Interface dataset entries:
>>>
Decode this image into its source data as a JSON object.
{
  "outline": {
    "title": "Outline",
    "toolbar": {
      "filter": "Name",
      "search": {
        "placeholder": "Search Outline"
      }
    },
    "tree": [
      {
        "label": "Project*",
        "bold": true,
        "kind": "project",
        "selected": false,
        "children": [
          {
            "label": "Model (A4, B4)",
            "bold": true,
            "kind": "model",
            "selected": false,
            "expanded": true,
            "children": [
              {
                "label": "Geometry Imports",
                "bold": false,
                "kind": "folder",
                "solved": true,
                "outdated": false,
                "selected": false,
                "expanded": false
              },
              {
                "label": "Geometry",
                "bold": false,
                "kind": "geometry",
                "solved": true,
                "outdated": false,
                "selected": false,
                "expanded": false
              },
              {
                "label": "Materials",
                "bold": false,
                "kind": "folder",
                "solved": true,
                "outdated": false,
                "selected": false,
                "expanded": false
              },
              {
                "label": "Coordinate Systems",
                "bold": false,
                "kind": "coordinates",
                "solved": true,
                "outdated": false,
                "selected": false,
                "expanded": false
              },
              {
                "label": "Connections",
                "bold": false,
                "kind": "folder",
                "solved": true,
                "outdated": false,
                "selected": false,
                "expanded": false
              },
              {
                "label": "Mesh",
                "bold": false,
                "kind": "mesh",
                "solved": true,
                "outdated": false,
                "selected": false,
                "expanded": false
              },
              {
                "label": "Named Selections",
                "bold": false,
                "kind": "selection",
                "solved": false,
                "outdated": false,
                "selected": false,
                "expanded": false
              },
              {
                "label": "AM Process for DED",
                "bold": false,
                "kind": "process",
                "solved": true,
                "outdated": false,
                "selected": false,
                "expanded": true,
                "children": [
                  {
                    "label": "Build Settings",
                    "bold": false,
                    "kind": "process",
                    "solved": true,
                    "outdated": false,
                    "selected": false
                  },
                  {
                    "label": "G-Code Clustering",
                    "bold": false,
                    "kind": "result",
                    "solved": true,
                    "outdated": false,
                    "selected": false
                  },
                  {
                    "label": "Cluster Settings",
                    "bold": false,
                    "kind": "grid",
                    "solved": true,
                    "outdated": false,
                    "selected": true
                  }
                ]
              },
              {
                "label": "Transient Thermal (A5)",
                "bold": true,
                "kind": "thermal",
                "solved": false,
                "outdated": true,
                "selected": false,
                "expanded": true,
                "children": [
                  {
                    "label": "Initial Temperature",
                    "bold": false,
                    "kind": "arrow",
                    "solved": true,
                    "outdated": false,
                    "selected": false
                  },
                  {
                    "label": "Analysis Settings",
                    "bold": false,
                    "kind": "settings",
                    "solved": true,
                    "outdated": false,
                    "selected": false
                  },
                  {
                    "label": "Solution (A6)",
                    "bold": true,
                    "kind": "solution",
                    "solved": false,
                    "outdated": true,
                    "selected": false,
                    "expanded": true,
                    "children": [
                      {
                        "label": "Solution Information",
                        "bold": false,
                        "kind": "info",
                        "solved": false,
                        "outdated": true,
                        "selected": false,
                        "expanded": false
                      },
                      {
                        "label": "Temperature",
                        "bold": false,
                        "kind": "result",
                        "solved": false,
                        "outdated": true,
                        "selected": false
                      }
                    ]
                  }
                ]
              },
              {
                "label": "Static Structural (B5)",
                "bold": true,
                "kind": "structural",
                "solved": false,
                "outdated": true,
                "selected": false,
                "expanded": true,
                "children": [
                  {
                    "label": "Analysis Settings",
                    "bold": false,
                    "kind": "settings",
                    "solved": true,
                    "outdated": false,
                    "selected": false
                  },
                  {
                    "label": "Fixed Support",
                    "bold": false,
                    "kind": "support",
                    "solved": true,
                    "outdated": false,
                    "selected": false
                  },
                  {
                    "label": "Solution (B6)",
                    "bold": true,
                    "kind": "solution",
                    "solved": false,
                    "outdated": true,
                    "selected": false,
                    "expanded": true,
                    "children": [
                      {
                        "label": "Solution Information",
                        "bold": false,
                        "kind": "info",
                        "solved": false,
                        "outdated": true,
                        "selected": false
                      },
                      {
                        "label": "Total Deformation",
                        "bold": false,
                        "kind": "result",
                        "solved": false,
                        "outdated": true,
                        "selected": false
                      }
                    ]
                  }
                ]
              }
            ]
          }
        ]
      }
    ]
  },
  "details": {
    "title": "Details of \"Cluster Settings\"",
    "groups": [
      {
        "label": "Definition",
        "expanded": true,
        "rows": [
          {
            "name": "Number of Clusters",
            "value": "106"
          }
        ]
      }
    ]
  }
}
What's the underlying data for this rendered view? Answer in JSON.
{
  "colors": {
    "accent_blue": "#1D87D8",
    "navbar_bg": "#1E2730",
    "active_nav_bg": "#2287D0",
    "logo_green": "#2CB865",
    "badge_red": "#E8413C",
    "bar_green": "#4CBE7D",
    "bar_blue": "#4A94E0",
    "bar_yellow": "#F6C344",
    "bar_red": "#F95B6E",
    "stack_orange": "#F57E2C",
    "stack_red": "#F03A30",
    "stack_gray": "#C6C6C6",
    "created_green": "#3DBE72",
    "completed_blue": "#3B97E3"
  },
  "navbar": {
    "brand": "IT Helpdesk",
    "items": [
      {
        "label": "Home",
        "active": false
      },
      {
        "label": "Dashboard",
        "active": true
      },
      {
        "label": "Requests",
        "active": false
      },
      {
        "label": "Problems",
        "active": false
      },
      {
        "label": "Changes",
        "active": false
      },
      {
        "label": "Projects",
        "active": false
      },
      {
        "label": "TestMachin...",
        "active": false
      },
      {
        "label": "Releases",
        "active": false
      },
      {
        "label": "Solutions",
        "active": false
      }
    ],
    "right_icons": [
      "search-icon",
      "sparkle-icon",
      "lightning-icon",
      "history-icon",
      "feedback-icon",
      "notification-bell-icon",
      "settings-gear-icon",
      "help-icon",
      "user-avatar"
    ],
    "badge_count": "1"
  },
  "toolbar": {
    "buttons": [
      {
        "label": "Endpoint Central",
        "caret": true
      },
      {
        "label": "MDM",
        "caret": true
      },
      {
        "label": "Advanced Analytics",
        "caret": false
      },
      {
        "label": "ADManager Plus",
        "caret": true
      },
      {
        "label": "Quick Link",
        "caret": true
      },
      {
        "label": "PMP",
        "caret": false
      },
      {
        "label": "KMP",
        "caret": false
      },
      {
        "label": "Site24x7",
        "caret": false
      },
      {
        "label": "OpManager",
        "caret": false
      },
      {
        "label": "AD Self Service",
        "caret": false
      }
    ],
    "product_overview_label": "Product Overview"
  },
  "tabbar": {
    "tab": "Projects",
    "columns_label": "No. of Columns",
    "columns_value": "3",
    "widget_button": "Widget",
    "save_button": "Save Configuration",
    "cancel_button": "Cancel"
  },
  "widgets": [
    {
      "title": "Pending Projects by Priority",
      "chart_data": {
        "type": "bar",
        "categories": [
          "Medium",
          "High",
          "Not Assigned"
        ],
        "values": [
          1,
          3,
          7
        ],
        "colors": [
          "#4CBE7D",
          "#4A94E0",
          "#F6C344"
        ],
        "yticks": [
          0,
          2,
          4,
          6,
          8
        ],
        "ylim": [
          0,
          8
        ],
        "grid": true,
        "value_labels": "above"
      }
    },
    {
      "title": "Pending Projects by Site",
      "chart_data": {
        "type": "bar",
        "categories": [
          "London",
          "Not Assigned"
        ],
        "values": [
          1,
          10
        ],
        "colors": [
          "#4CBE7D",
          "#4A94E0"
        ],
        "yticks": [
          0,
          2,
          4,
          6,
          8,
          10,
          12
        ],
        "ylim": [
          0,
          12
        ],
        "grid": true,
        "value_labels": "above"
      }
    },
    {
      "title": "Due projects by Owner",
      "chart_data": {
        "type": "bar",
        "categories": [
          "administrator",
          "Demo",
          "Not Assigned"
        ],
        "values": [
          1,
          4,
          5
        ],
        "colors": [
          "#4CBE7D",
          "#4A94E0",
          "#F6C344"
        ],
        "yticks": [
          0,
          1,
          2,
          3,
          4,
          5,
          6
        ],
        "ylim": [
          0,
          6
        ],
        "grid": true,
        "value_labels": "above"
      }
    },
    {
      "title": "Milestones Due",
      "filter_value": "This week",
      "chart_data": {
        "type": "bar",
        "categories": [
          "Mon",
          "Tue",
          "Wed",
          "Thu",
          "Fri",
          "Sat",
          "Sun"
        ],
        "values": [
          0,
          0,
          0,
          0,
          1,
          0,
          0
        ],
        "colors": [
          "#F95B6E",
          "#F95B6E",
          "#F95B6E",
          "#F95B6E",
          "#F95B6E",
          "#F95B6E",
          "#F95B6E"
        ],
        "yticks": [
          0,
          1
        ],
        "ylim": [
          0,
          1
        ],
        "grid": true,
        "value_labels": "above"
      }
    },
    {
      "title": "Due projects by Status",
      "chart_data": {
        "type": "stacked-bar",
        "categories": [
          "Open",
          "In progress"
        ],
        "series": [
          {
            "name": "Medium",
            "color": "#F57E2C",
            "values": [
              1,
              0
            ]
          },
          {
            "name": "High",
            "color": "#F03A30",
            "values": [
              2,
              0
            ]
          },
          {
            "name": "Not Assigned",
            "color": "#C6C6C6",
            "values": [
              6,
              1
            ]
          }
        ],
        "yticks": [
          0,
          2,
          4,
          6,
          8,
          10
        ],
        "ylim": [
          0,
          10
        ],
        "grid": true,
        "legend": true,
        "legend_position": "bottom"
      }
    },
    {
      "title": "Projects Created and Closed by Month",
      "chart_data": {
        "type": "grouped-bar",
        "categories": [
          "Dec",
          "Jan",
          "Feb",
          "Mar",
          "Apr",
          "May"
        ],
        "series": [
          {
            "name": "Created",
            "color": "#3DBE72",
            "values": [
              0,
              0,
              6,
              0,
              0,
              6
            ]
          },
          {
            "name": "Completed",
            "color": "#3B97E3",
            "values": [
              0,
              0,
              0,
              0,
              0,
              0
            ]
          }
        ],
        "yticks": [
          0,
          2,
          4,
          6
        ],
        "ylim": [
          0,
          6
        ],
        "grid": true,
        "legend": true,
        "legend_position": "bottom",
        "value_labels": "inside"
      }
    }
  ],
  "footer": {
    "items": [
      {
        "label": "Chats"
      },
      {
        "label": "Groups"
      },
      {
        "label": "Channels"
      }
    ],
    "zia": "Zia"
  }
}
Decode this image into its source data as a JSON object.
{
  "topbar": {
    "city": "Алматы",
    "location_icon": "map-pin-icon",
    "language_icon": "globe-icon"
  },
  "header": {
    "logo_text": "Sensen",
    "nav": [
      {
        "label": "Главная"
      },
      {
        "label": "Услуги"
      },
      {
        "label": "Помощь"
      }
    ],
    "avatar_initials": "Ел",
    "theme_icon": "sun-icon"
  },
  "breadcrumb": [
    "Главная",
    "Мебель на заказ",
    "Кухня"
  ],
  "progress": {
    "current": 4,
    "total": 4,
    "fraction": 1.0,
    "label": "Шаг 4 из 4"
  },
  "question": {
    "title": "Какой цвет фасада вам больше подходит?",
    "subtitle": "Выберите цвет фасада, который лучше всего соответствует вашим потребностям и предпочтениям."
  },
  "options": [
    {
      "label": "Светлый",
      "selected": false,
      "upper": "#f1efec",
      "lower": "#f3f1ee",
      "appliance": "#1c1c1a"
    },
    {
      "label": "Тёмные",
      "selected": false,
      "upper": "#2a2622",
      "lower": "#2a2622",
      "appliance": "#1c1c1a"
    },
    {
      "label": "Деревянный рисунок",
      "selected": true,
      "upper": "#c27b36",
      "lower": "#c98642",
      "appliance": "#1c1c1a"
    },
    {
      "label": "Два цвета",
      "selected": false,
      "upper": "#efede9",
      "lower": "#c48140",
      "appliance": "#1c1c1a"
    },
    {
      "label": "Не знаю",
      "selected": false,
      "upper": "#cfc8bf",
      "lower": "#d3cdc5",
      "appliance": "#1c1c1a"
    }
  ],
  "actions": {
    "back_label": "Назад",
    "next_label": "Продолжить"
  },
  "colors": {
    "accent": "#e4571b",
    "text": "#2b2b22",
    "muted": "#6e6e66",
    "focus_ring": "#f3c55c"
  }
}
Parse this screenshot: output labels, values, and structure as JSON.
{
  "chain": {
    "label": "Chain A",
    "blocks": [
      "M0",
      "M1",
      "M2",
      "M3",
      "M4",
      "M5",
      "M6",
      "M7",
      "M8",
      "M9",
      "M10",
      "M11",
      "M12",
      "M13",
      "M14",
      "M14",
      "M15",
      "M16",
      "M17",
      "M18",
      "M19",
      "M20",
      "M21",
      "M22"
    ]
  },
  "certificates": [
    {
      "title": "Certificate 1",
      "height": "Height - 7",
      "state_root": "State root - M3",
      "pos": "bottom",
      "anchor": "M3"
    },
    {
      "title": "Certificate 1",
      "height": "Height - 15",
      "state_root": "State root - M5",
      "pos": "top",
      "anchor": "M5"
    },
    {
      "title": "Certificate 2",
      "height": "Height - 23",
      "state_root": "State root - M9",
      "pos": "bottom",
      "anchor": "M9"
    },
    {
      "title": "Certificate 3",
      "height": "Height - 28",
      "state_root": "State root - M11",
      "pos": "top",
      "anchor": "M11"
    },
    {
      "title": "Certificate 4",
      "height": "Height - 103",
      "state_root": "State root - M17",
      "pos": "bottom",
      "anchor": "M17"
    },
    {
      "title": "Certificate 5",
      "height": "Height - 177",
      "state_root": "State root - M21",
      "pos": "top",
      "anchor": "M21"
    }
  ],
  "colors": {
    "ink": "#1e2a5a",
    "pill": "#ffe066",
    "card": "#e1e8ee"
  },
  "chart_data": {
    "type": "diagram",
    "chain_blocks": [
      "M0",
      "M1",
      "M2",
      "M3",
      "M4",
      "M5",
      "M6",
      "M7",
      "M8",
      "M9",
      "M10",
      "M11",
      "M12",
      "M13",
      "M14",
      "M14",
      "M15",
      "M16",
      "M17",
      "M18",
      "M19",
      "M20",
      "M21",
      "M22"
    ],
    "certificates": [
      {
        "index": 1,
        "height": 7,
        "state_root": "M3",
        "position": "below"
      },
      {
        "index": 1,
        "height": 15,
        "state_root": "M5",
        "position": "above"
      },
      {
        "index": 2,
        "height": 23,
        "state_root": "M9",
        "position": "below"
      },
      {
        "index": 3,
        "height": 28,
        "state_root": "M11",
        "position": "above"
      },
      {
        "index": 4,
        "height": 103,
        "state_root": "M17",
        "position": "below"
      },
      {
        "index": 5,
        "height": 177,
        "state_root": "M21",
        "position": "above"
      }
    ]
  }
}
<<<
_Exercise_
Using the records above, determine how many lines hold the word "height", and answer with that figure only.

_Your response_
12